- Entities in financial difficulty – Listed entities in financial difficulties are subject to the same disclosure standards under ASX Listing Rule 3.1 as other entities. If there is an adverse development affecting the financial condition or prospects of an entity that falls outside the carve-outs to immediate disclosure in ASX Listing Rule 3.1A and a reasonable person would expect information about that development to have a material effect on the price or value of its securities, the listed entity must immediately disclose that information under ASX Listing Rule 3.1.
ASIC has also been active in granting relief and providing support to companies on an expedited basis across a number of fronts.

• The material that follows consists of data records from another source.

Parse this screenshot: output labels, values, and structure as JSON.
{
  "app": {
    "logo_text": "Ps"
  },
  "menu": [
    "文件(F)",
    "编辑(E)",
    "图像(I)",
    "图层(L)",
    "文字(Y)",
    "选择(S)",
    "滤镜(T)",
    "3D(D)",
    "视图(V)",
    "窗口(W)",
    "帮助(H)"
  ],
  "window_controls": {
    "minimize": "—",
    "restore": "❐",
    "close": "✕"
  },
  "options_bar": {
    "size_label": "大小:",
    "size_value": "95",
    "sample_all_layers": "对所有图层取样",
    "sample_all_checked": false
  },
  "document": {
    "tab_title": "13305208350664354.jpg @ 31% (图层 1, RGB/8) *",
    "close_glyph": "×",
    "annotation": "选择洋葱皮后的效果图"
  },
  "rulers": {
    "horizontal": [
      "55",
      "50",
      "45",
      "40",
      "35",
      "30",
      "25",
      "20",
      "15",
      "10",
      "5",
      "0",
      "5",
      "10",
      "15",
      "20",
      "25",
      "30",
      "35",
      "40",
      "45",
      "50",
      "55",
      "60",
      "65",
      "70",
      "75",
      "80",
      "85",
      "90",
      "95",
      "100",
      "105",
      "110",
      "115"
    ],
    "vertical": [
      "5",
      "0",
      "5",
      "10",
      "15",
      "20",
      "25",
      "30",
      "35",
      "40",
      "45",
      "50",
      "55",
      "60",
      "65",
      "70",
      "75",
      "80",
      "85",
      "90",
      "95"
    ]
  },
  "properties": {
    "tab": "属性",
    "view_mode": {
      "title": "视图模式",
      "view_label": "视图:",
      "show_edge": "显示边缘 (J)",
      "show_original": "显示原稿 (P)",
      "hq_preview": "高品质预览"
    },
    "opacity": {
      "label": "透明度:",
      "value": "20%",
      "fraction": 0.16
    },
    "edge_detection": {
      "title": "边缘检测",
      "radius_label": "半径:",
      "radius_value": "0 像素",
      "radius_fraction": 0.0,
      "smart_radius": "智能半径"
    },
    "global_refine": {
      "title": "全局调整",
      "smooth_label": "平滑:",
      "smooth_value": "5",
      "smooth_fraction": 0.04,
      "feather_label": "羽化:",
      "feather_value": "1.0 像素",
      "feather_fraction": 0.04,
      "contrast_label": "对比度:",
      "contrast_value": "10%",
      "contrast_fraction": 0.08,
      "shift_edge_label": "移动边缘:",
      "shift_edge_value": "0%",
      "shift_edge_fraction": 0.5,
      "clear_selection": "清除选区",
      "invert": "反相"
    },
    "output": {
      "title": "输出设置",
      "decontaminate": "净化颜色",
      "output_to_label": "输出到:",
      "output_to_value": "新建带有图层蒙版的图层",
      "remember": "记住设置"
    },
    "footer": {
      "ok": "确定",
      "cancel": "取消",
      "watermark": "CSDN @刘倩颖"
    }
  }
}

In relation to capital raisings, the standard position under the Corporations Act for issuers seeking to raise capital is that they cannot issue a cleansing notice when they have been in suspension for more than 5 days in the last 12 months. In a recent media release, ASIC has announced it will provide temporary relief1 to entities which have been suspended for a total of up to 10 days in the last 12-month period. Individual relief applications are not required in order to issue the relevant cleansing notice.
Under this temporary relief, entities which have:
- not been suspended for more than a total of 10 days in the last 12 months; and
- not been suspended for more than 5 days in the 12 months to 19 March 2020 (19 March was when the Federal Government changed its travel advice to the most severe Level 4 warning: 'do not travel' overseas),
will be able to undertake certain ‘low doc’ offers (including rights offers, placements and share purchase plans), even if they do not meet all the normal requirements. ASIC will also consider, on a case-by-case basis, granting relief if a listed entity has been in a longer period of suspension than 10 days.
Pursuant to ASIC Corporations (Trading Suspensions Relief) Instrument 2020/289 and ASIC Corporations (Amendment) Instrument 2020/290 (with respect to share purchase plans).